Who are you as a designer? Aesthetic? Customer? Brand?

I make modern clothing with vintage elements. I utilize Indigenous Cree techniques as it is part of my own journey of healing and finding myself in my culture. Learning techniques such as beading, porcupine quilling, working with dentalium shells, furs and finding ways to modernize and innovate with them while respecting where they come from. Age ranges of customer: 17 to 70.

Growing up as low income and also Indigenous, I have been taught not to waste things and to have respect and appreciation for the materials and the pieces I am fortunate to receive. Because of this, upcycling and reusing fabrics has been very important to me as a designer. When I started my business, it was my goal to reduce my carbon footprint as much as I could.

What comes easiest for you as a designer? What is hardest?

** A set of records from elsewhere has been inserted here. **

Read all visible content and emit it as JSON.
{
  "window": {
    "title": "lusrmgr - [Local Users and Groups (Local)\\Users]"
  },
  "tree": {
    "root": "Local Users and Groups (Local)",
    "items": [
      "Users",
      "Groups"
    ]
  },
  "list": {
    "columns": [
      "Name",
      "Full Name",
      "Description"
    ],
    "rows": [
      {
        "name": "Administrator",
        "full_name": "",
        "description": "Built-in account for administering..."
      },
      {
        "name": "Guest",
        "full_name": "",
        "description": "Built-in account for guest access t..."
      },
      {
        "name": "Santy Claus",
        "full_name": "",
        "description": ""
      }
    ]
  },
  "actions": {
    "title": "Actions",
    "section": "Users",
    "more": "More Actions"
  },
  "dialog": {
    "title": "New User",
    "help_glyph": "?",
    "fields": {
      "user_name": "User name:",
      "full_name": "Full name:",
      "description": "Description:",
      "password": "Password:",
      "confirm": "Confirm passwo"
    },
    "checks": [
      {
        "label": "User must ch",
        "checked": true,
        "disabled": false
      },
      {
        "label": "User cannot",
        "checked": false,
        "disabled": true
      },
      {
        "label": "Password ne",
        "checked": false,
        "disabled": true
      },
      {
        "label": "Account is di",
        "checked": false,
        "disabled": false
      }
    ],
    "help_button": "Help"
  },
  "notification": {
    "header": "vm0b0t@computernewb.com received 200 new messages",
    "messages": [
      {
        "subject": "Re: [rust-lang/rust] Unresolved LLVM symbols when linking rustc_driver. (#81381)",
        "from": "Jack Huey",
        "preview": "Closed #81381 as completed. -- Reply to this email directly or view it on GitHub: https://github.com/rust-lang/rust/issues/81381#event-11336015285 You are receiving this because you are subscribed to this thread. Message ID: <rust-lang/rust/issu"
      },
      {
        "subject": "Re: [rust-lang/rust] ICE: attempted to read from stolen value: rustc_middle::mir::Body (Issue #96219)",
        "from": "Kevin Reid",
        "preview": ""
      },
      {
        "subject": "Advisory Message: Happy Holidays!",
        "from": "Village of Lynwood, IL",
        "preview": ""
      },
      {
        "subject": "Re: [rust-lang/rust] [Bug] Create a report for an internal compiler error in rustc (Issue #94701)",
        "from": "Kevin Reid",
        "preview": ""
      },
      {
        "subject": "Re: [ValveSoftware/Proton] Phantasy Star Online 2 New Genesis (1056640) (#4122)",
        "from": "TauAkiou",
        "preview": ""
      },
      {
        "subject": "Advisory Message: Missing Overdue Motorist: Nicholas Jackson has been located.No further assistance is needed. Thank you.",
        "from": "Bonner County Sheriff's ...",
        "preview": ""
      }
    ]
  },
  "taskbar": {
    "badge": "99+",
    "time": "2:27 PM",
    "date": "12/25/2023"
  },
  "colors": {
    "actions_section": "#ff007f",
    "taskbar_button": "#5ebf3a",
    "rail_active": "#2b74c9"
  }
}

I really enjoy all elements of the creative process, and. I find that learning is always part of what I do. Some days, drafting patterns is very difficult, some days it’s easy. Same with sewing. I find that it all depends on the material being used. I am working on a gown that is made of really thin chiffon which I find hard to work with.

I find it easy to picture the looks, to visualize the way they walk down a runway. But I find difficult doing math, and organizing the clutter in my mind.

Where do you find inspiration for new collections? How important is color to your design process?

In every collection I create, there is always an inspiration that comes from my upbringing. Whether it is good or bad, there is a story that I feel and hear. Each collection is a branch of who I am and what I have learned. Color does play a huge part to each story but I find that textures and the materials can often be just as important.

This collection funnily enough is centred on Black and White. There will be two pops of color but only as it is relevant to the story.

Indicity - jewelry
Readers would love to know more about the current collection you showed at Vancouver Indigenous Fashion Week 2024. 

This collection is called “Grey Space” which is an all Black & White collection with two pieces in it featuring a red gown and a yellow gown, signifying medicine colors. This collection has been a collaboration between myself and Angel Aubichon of Indi City.

It is focused on the idea that “Not everything is Black & white, there are grey areas.” What it means to me is that in life, business, and trauma, there are areas that do not change and persist because we accept that this is how its always been.

The materials are black and white upcycled, thrifted materials sourced over years, some of which were gifted to me.

Do you have a favorite look in this collection?

I have a few. One that sticks out though is a black gown that features horsehair and has a choker. It is a fitted piece that makes me feel uncomfortable, and the choker has short spiky horsehair that restricts movement. To me its designed to feel exactly what the story of collection is, to not move and not change because this is how it is and always been, if that makes sense.

Currently, I am only able to take custom orders via social media and email. I am collaborating with Indi City for this show, and their pieces can be purchased through their website:

What's next for you as a designer and your brand?

Indi City and I will be collaborating on another collection for 2024/2025.

I am also serving as Creative Director for the “Indigenous Empowerment Fashion Collective” in Edmonton. We have some exciting events and news to share in 2024.

Social Media Links -
Photo Credits
Hinauri -
  • Photographer: Curtis Cameron Photography
  • Model; Hinauri Nehua-Jackson
  • Earrings: Indi City
  • Dress: Heather Bouchier Design
  • Hair: Meagan Loves
  • Makeup: Brittany David - Binny MUA
  • BTS: Kateao Nehua-JAckson
Mustard Gown with oval backdrop -
  • Roberta Alook Model
  • Soko Fotohaus Photographer
Green horsehair with oval backdrop - 
  • Hinauri Nehua-Jackson Model
  • Soko Fotohaus Photographer
VIFW runway - 
  • Alana Paterson Photographer
  • Kamryn Yawnghwe Model